Installed this way, if there was any build up of water droplets (condensation) inside the internal flutes, then the moisture or droplets could be vented downwards. The ends of the sheet are never left entirely open - as insects or dirt could enter the flutes - instead a vented breather tape is applied to the sheet ends. This makes the flutes breathable and aids in the venting of any moisture that might gather inside the flutes.

Before we apply the breather tape, we always insert a compressed air nozzle into all the flutes to blow out any cutting swarf that may have lingered when we cut through the sheet. The sheets are then taped and supplied to you. You'll often hear us say that the sheets are "Cut, Blown and Taped".

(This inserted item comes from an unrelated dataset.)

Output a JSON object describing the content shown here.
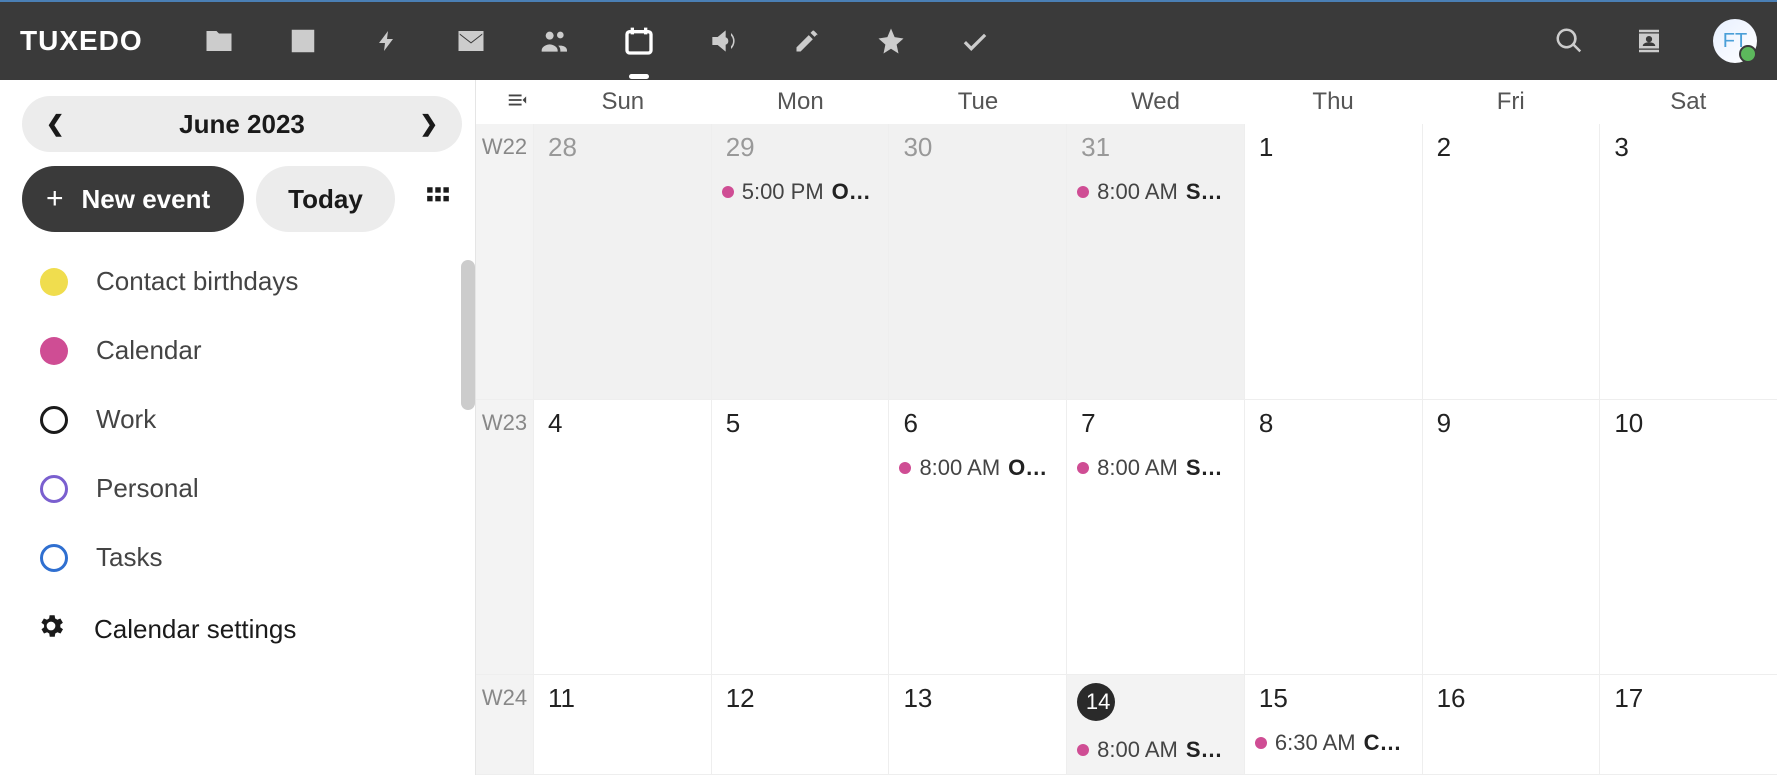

Q. Do sheets have to be taped?

In the event that you want to further cut sheets on site, or in situ on your roof e.g. to go around obstacles, we can blow out the sheet and then supply the tape loose, so that you can make your adjustments on site and then apply the tape yourself. Just let us know when you're ordering - either phone us 01 409 8000 or simply add a note with your online order that says 'Supply Loose Tape'. There is no extra charge for the tape to be supplied loose (or applied to your sheets).

Q. What spacing should I allow between rafters?

If you haven't installed any rafters yet, then the ideal scenario is outlined below.

Utilize the max width of the sheet, by spacing rafters at approximately 700mm centres.

Using this spacing, you would have a start rafter, the next intermediate rafter at 700mm distance and then a 3rd rafter, again 700m from the intermediate rafter.

Spacing rafters this way, you would utilize the full width of the sheet 2100mm (2.1mtrs).

1st rafter: sheet is wedge fitted into F profile and the f profile sis screw fitted into the side of the rafter.

2nd (Intermediate) rafter: The sheet is lying on top fo ths rafter. The usual fixing method wodukbe to use Fixing buttons, inserted via the top of the sheet from the outside. You are left with small circular speed bumps lyign tdown the fall of the rafter.

3rd rafter: The sheet would share this rafter with the next sheet and a capex bar would be used over this join.

Similarly, the ideal scenario for the 'width 'of your roof, would be in 2.1mttr sections, so 2.1mtr, 4.2mtr, 6.3mtr etc.

Doing this, you are utilizing the full width of the sheet. 

Of course, if this doesn't suit you, then it is possible for us to cut or trim the sheet to make it suit whatever width you are going for. The manufacturer recommends the 700mm spacing as being optimal but the sheet can be cut to suit your needs as you may have rafters closer together or slighting further apart.

Q. How is the sheet fixed down or secured in place

Visit our roofing accessories section to learn more.